Exercise:
Nothing but the pictures should be left out when you copy the records exactly.

(Page and application data records)
::::::::

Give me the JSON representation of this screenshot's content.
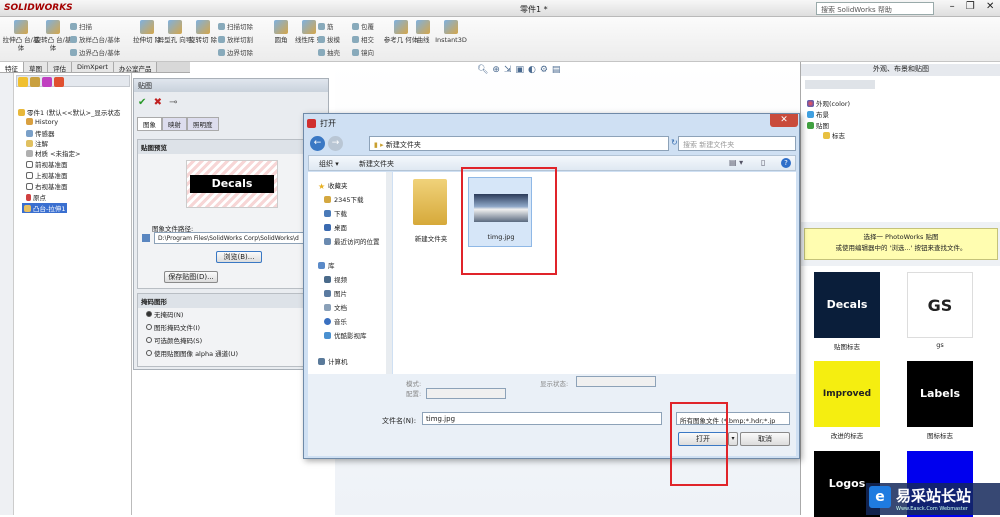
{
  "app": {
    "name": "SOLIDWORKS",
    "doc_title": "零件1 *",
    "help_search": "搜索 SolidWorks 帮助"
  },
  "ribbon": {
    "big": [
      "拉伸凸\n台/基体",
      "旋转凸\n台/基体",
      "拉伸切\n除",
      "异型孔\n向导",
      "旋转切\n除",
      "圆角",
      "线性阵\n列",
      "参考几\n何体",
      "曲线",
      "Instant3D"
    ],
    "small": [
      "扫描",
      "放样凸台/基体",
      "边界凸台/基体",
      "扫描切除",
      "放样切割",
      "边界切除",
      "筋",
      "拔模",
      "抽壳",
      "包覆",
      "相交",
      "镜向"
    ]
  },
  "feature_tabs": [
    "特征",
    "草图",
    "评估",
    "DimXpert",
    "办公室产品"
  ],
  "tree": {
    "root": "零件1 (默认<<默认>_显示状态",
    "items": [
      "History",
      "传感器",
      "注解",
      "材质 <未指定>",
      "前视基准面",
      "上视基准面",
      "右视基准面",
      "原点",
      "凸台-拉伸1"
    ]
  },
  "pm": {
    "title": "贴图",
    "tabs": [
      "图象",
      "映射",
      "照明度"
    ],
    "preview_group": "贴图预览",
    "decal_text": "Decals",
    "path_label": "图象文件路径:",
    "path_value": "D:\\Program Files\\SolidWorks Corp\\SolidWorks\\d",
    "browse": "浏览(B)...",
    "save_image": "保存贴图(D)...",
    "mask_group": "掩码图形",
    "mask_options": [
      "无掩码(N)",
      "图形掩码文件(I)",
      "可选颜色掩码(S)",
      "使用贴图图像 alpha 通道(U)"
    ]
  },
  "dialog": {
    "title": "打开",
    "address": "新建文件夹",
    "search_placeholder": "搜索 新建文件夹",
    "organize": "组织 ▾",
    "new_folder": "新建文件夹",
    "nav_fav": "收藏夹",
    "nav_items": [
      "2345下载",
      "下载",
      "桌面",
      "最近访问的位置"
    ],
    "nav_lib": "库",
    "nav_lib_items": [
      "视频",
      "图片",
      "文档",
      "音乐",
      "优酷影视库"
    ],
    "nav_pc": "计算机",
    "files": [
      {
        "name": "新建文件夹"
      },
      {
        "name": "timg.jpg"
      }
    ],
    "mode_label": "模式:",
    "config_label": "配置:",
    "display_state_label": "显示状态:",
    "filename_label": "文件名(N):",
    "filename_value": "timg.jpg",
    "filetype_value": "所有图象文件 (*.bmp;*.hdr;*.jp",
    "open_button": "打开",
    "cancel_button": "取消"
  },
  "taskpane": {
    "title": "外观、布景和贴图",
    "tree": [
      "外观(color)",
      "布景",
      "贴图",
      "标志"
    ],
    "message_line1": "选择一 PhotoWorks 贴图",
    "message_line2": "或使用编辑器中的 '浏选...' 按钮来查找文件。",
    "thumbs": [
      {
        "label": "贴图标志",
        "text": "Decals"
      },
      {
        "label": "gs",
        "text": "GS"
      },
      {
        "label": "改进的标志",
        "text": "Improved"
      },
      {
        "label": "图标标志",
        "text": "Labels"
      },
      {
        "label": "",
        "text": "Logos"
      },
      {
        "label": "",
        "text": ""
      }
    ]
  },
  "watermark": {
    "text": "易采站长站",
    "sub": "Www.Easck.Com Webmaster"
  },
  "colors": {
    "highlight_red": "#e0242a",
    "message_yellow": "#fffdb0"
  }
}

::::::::

Final answer:
Give me the JSON representation of this screenshot's content.
{
  "app": {
    "name": "SOLIDWORKS",
    "doc_title": "零件1 *",
    "help_search": "搜索 SolidWorks 帮助"
  },
  "ribbon": {
    "big": [
      "拉伸凸\n台/基体",
      "旋转凸\n台/基体",
      "拉伸切\n除",
      "异型孔\n向导",
      "旋转切\n除",
      "圆角",
      "线性阵\n列",
      "参考几\n何体",
      "曲线",
      "Instant3D"
    ],
    "small": [
      "扫描",
      "放样凸台/基体",
      "边界凸台/基体",
      "扫描切除",
      "放样切割",
      "边界切除",
      "筋",
      "拔模",
      "抽壳",
      "包覆",
      "相交",
      "镜向"
    ]
  },
  "feature_tabs": [
    "特征",
    "草图",
    "评估",
    "DimXpert",
    "办公室产品"
  ],
  "tree": {
    "root": "零件1 (默认<<默认>_显示状态",
    "items": [
      "History",
      "传感器",
      "注解",
      "材质 <未指定>",
      "前视基准面",
      "上视基准面",
      "右视基准面",
      "原点",
      "凸台-拉伸1"
    ]
  },
  "pm": {
    "title": "贴图",
    "tabs": [
      "图象",
      "映射",
      "照明度"
    ],
    "preview_group": "贴图预览",
    "decal_text": "Decals",
    "path_label": "图象文件路径:",
    "path_value": "D:\\Program Files\\SolidWorks Corp\\SolidWorks\\d",
    "browse": "浏览(B)...",
    "save_image": "保存贴图(D)...",
    "mask_group": "掩码图形",
    "mask_options": [
      "无掩码(N)",
      "图形掩码文件(I)",
      "可选颜色掩码(S)",
      "使用贴图图像 alpha 通道(U)"
    ]
  },
  "dialog": {
    "title": "打开",
    "address": "新建文件夹",
    "search_placeholder": "搜索 新建文件夹",
    "organize": "组织 ▾",
    "new_folder": "新建文件夹",
    "nav_fav": "收藏夹",
    "nav_items": [
      "2345下载",
      "下载",
      "桌面",
      "最近访问的位置"
    ],
    "nav_lib": "库",
    "nav_lib_items": [
      "视频",
      "图片",
      "文档",
      "音乐",
      "优酷影视库"
    ],
    "nav_pc": "计算机",
    "files": [
      {
        "name": "新建文件夹"
      },
      {
        "name": "timg.jpg"
      }
    ],
    "mode_label": "模式:",
    "config_label": "配置:",
    "display_state_label": "显示状态:",
    "filename_label": "文件名(N):",
    "filename_value": "timg.jpg",
    "filetype_value": "所有图象文件 (*.bmp;*.hdr;*.jp",
    "open_button": "打开",
    "cancel_button": "取消"
  },
  "taskpane": {
    "title": "外观、布景和贴图",
    "tree": [
      "外观(color)",
      "布景",
      "贴图",
      "标志"
    ],
    "message_line1": "选择一 PhotoWorks 贴图",
    "message_line2": "或使用编辑器中的 '浏选...' 按钮来查找文件。",
    "thumbs": [
      {
        "label": "贴图标志",
        "text": "Decals"
      },
      {
        "label": "gs",
        "text": "GS"
      },
      {
        "label": "改进的标志",
        "text": "Improved"
      },
      {
        "label": "图标标志",
        "text": "Labels"
      },
      {
        "label": "",
        "text": "Logos"
      },
      {
        "label": "",
        "text": ""
      }
    ]
  },
  "watermark": {
    "text": "易采站长站",
    "sub": "Www.Easck.Com Webmaster"
  },
  "colors": {
    "highlight_red": "#e0242a",
    "message_yellow": "#fffdb0"
  }
}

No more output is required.